I plan also to add a page of “testimonials.” I’ve had many people, both established scholars and graduate students, write to me and tell me that this blog has been an important resource for them. I’m going to collect some of those comments and post them, with the authors’ permission of course, to the “testimonials” page. There are a couple of reasons I want to do this. First, it will be helpful to people who are new to Kierkegaard and hence not in a good position to judge the quality of the posts. Second, it will help to establish to scholars, and university administrators who are not scholars, that this kind of digital scholarship is actually important to the profession. Many older scholars, as well as older administrators, have been slow to appreciate how important online resources can be. I think a page of testimonials will help to show the importance of such resources.
I may be mistaken, of course, but my guess is that blogs such as this will one day supplant in importance traditional scholarly journals. I don’t mean to suggest that journals will cease to exist. I think we’ll always have scholarly journals. My guess, though, is that they will nearly all eventually be exclusively online and that even then much of the cutting edge scholarship will take place outside of them because of how slow they are in getting material to the reading public. The problem isn’t getting the material into print, I believe, so much as it is getting referee reports in a timely fashion. I fear that isn’t much that can be done about that. Refereeing articles for scholarly journals is an important task but it is very time consuming. Sometimes the referees want changes to articles and that further delays the process of getting material into print.
Much of what I post isn’t time sensitive, but some of it is, such as my response to Peter Gordon’s review of Daphne Hampson’s book Kierkegaard: Exposition and Critique in the New York Review of Books. I was able to get that post up when that issue of the NYRB was still in circulation. That prompted a conversation, of sorts, between Hampson and myself that likely would never have taken place had I tried to publish my response to the NYRB‘s piece in a scholarly journal and that conversation contains much valuable information concerning Kierkegaard’s view on science, nature, and miracles. If you found that information helpful, or found the information on other posts helpful, please comment to that effect on this post. I’ll eventually collect such comments and create at “testimonials” page for them.

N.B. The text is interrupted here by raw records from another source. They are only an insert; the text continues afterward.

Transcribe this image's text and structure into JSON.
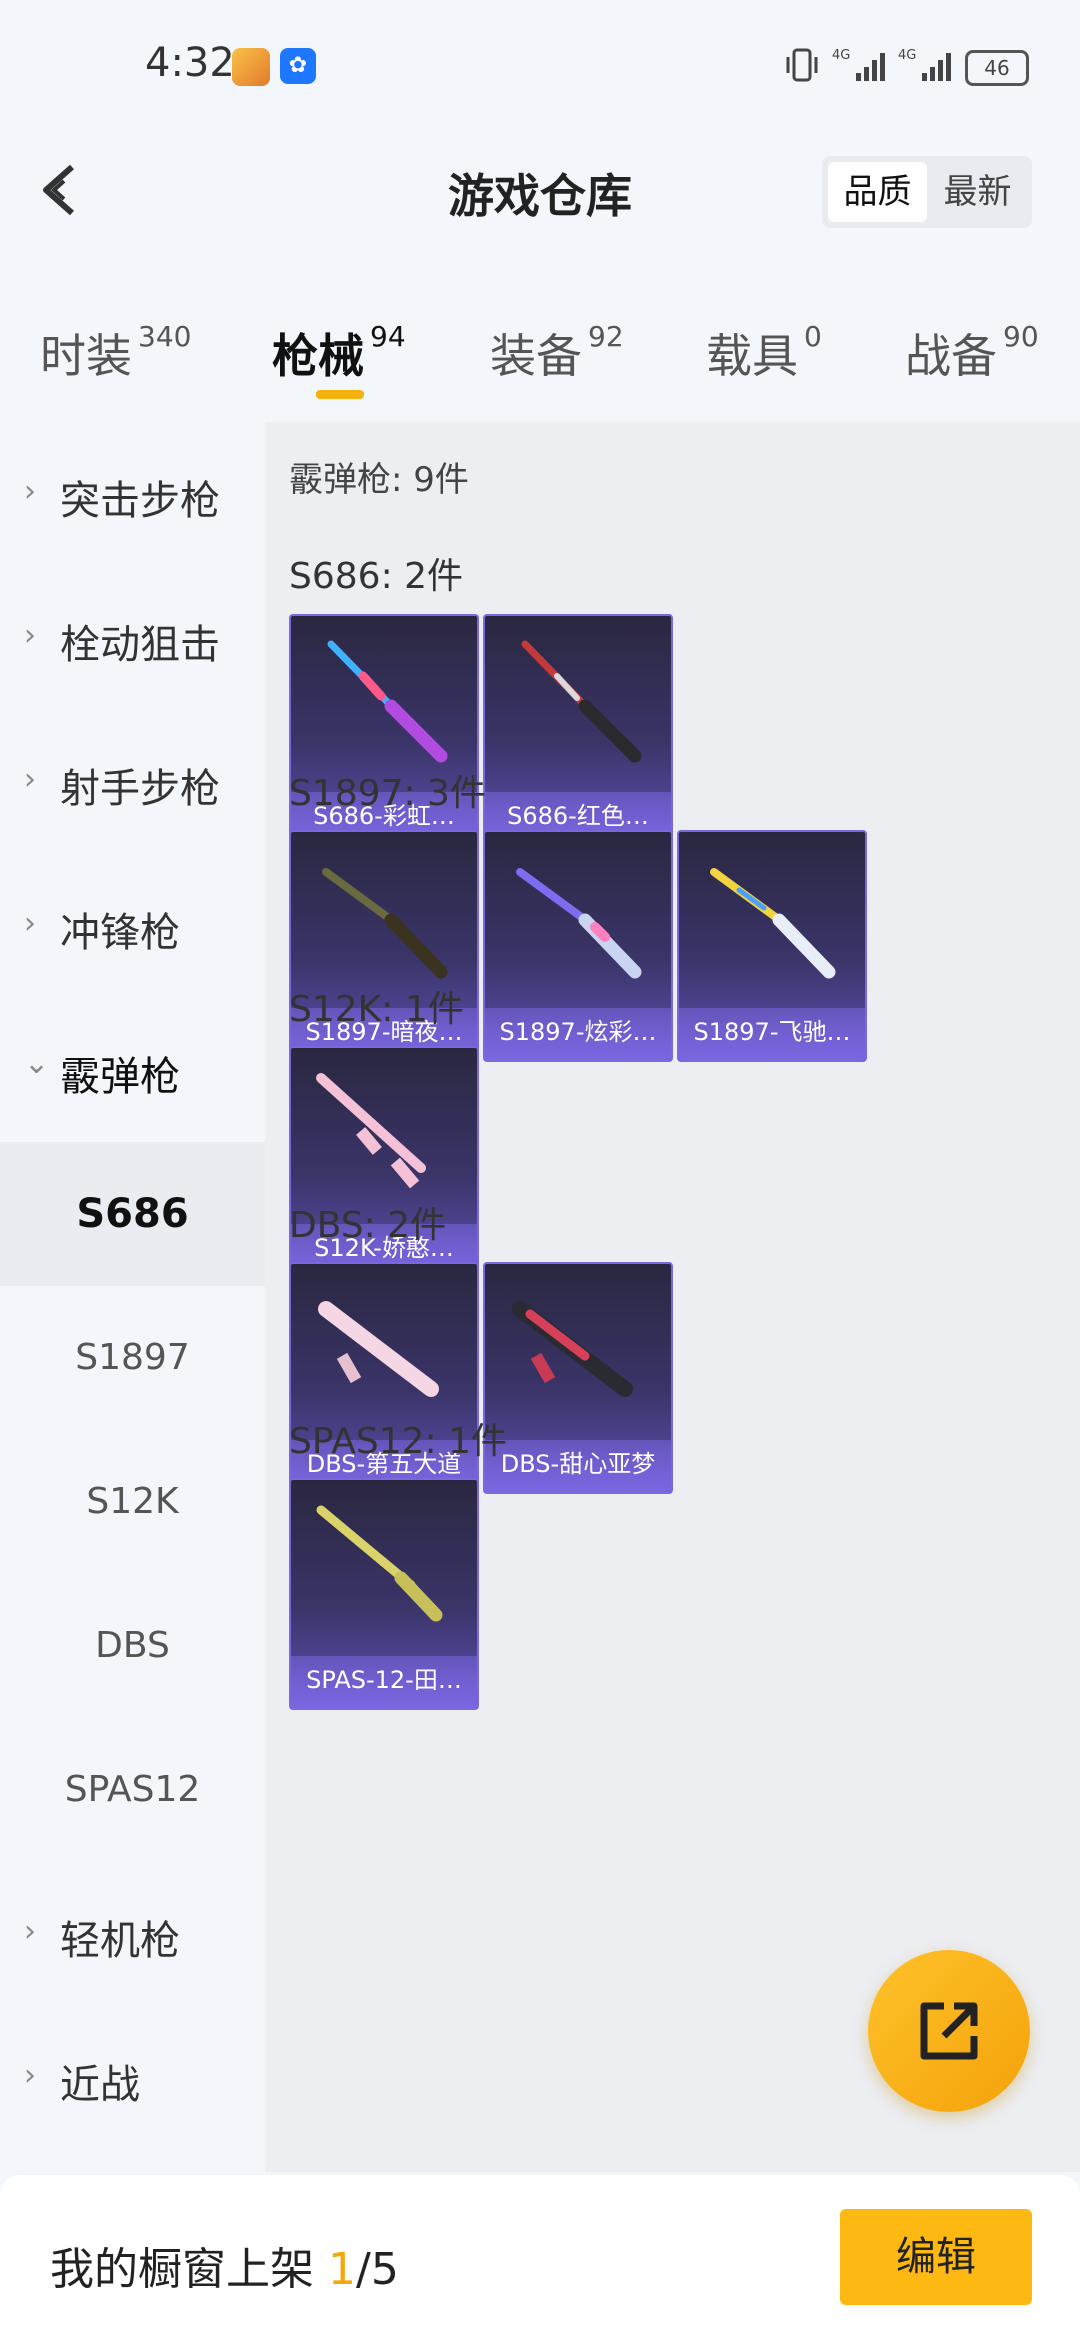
{
  "status_bar": {
    "time": "4:32",
    "battery": "46",
    "network_1": "4G",
    "network_2": "4G",
    "icons": [
      "app-game-icon",
      "app-blue-icon",
      "vibrate-icon",
      "signal-icon",
      "signal-icon",
      "battery-icon"
    ]
  },
  "header": {
    "title": "游戏仓库",
    "sort_options": [
      "品质",
      "最新"
    ],
    "selected_sort": "品质"
  },
  "tabs": [
    {
      "label": "时装",
      "count": "340"
    },
    {
      "label": "枪械",
      "count": "94"
    },
    {
      "label": "装备",
      "count": "92"
    },
    {
      "label": "载具",
      "count": "0"
    },
    {
      "label": "战备",
      "count": "90"
    }
  ],
  "active_tab": "枪械",
  "sidebar": {
    "categories": [
      {
        "label": "突击步枪",
        "expanded": false
      },
      {
        "label": "栓动狙击",
        "expanded": false
      },
      {
        "label": "射手步枪",
        "expanded": false
      },
      {
        "label": "冲锋枪",
        "expanded": false
      },
      {
        "label": "霰弹枪",
        "expanded": true
      },
      {
        "label": "轻机枪",
        "expanded": false
      },
      {
        "label": "近战",
        "expanded": false
      }
    ],
    "sub_items": [
      "S686",
      "S1897",
      "S12K",
      "DBS",
      "SPAS12"
    ],
    "active_sub": "S686"
  },
  "content": {
    "category_title": "霰弹枪: 9件",
    "groups": [
      {
        "title": "S686: 2件",
        "items": [
          "S686-彩虹…",
          "S686-红色…"
        ]
      },
      {
        "title": "S1897: 3件",
        "items": [
          "S1897-暗夜…",
          "S1897-炫彩…",
          "S1897-飞驰…"
        ]
      },
      {
        "title": "S12K: 1件",
        "items": [
          "S12K-娇憨…"
        ]
      },
      {
        "title": "DBS: 2件",
        "items": [
          "DBS-第五大道",
          "DBS-甜心亚梦"
        ]
      },
      {
        "title": "SPAS12: 1件",
        "items": [
          "SPAS-12-田…"
        ]
      }
    ]
  },
  "bottom_bar": {
    "label": "我的橱窗上架",
    "current": "1",
    "total": "/5",
    "edit_label": "编辑"
  },
  "colors": {
    "accent": "#f5b10d",
    "card_border": "#7b67e0",
    "fab": "#ffc22a"
  }
}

In other news, I have heard from Baylor that they are planning to publish a paperback version of my book Ways of Knowing: Kierkegaard’s Pluralist Epistemology. That is good news. The original hard cover was reasonably priced, but the paperback should be even more affordable.
I’ll be back soon with a post on the conference I attended this summer in Munich!